- TO DO
Every entry below, from first to last, should be copied exactly.

[Dataset rows for apps and sites]
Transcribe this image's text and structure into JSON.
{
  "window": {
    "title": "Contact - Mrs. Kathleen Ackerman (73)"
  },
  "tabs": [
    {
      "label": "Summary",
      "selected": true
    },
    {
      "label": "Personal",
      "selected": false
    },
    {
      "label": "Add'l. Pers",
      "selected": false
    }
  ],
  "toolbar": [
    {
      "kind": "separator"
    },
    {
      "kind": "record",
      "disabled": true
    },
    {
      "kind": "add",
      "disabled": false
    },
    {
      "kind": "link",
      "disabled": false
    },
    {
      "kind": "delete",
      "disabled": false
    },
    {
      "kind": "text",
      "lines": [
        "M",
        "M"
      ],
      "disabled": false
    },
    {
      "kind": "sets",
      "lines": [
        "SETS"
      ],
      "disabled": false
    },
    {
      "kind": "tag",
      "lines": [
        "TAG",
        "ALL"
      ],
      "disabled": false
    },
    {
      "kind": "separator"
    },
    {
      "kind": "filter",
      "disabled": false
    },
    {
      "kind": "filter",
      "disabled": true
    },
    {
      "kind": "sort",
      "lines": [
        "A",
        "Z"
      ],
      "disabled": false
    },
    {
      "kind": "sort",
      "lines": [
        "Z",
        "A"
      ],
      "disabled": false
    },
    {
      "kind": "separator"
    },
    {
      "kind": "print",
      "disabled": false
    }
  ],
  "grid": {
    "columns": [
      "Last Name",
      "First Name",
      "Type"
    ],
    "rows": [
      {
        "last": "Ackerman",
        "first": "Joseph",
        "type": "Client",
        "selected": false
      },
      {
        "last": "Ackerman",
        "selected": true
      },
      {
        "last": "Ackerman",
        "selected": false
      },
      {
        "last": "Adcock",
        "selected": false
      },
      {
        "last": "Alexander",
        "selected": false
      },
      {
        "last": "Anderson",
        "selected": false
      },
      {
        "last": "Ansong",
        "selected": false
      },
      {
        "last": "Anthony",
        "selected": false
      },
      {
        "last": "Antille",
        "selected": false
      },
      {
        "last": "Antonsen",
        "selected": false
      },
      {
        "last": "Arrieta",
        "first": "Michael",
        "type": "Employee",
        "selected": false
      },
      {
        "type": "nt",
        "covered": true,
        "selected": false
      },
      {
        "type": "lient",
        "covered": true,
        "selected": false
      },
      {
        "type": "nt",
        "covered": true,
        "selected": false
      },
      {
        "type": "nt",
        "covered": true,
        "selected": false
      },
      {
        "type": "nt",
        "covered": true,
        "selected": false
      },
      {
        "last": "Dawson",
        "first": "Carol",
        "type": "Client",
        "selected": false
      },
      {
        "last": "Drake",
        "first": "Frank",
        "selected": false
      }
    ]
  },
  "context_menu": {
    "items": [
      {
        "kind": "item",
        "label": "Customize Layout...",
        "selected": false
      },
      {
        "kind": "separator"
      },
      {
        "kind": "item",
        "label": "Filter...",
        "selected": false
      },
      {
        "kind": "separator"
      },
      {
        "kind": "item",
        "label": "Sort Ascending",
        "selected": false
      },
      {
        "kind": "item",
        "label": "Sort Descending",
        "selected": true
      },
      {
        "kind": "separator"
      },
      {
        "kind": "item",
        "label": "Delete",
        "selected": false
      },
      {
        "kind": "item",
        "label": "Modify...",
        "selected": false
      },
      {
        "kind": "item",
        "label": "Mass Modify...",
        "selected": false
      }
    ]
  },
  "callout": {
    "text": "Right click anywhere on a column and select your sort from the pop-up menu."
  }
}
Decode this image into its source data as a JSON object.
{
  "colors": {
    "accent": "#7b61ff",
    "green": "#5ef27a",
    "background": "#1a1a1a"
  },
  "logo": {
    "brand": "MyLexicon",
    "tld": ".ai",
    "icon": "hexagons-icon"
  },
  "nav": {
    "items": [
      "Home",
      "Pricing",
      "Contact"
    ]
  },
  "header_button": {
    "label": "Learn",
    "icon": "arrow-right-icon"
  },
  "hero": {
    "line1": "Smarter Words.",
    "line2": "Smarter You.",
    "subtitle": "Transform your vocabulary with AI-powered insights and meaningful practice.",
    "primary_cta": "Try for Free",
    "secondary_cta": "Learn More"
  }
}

- ANSWER AREA
Transcribe this image's text and structure into JSON.
{
  "window": {
    "title": "Contact - Mrs. Kathleen Ackerman (73)"
  },
  "tabs": [
    {
      "label": "Summary",
      "selected": true
    },
    {
      "label": "Personal",
      "selected": false
    },
    {
      "label": "Add'l. Pers",
      "selected": false
    }
  ],
  "toolbar": [
    {
      "kind": "separator"
    },
    {
      "kind": "record",
      "disabled": true
    },
    {
      "kind": "add",
      "disabled": false
    },
    {
      "kind": "link",
      "disabled": false
    },
    {
      "kind": "delete",
      "disabled": false
    },
    {
      "kind": "text",
      "lines": [
        "M",
        "M"
      ],
      "disabled": false
    },
    {
      "kind": "sets",
      "lines": [
        "SETS"
      ],
      "disabled": false
    },
    {
      "kind": "tag",
      "lines": [
        "TAG",
        "ALL"
      ],
      "disabled": false
    },
    {
      "kind": "separator"
    },
    {
      "kind": "filter",
      "disabled": false
    },
    {
      "kind": "filter",
      "disabled": true
    },
    {
      "kind": "sort",
      "lines": [
        "A",
        "Z"
      ],
      "disabled": false
    },
    {
      "kind": "sort",
      "lines": [
        "Z",
        "A"
      ],
      "disabled": false
    },
    {
      "kind": "separator"
    },
    {
      "kind": "print",
      "disabled": false
    }
  ],
  "grid": {
    "columns": [
      "Last Name",
      "First Name",
      "Type"
    ],
    "rows": [
      {
        "last": "Ackerman",
        "first": "Joseph",
        "type": "Client",
        "selected": false
      },
      {
        "last": "Ackerman",
        "selected": true
      },
      {
        "last": "Ackerman",
        "selected": false
      },
      {
        "last": "Adcock",
        "selected": false
      },
      {
        "last": "Alexander",
        "selected": false
      },
      {
        "last": "Anderson",
        "selected": false
      },
      {
        "last": "Ansong",
        "selected": false
      },
      {
        "last": "Anthony",
        "selected": false
      },
      {
        "last": "Antille",
        "selected": false
      },
      {
        "last": "Antonsen",
        "selected": false
      },
      {
        "last": "Arrieta",
        "first": "Michael",
        "type": "Employee",
        "selected": false
      },
      {
        "type": "nt",
        "covered": true,
        "selected": false
      },
      {
        "type": "lient",
        "covered": true,
        "selected": false
      },
      {
        "type": "nt",
        "covered": true,
        "selected": false
      },
      {
        "type": "nt",
        "covered": true,
        "selected": false
      },
      {
        "type": "nt",
        "covered": true,
        "selected": false
      },
      {
        "last": "Dawson",
        "first": "Carol",
        "type": "Client",
        "selected": false
      },
      {
        "last": "Drake",
        "first": "Frank",
        "selected": false
      }
    ]
  },
  "context_menu": {
    "items": [
      {
        "kind": "item",
        "label": "Customize Layout...",
        "selected": false
      },
      {
        "kind": "separator"
      },
      {
        "kind": "item",
        "label": "Filter...",
        "selected": false
      },
      {
        "kind": "separator"
      },
      {
        "kind": "item",
        "label": "Sort Ascending",
        "selected": false
      },
      {
        "kind": "item",
        "label": "Sort Descending",
        "selected": true
      },
      {
        "kind": "separator"
      },
      {
        "kind": "item",
        "label": "Delete",
        "selected": false
      },
      {
        "kind": "item",
        "label": "Modify...",
        "selected": false
      },
      {
        "kind": "item",
        "label": "Mass Modify...",
        "selected": false
      }
    ]
  },
  "callout": {
    "text": "Right click anywhere on a column and select your sort from the pop-up menu."
  }
}
Decode this image into its source data as a JSON object.
{
  "colors": {
    "accent": "#7b61ff",
    "green": "#5ef27a",
    "background": "#1a1a1a"
  },
  "logo": {
    "brand": "MyLexicon",
    "tld": ".ai",
    "icon": "hexagons-icon"
  },
  "nav": {
    "items": [
      "Home",
      "Pricing",
      "Contact"
    ]
  },
  "header_button": {
    "label": "Learn",
    "icon": "arrow-right-icon"
  },
  "hero": {
    "line1": "Smarter Words.",
    "line2": "Smarter You.",
    "subtitle": "Transform your vocabulary with AI-powered insights and meaningful practice.",
    "primary_cta": "Try for Free",
    "secondary_cta": "Learn More"
  }
}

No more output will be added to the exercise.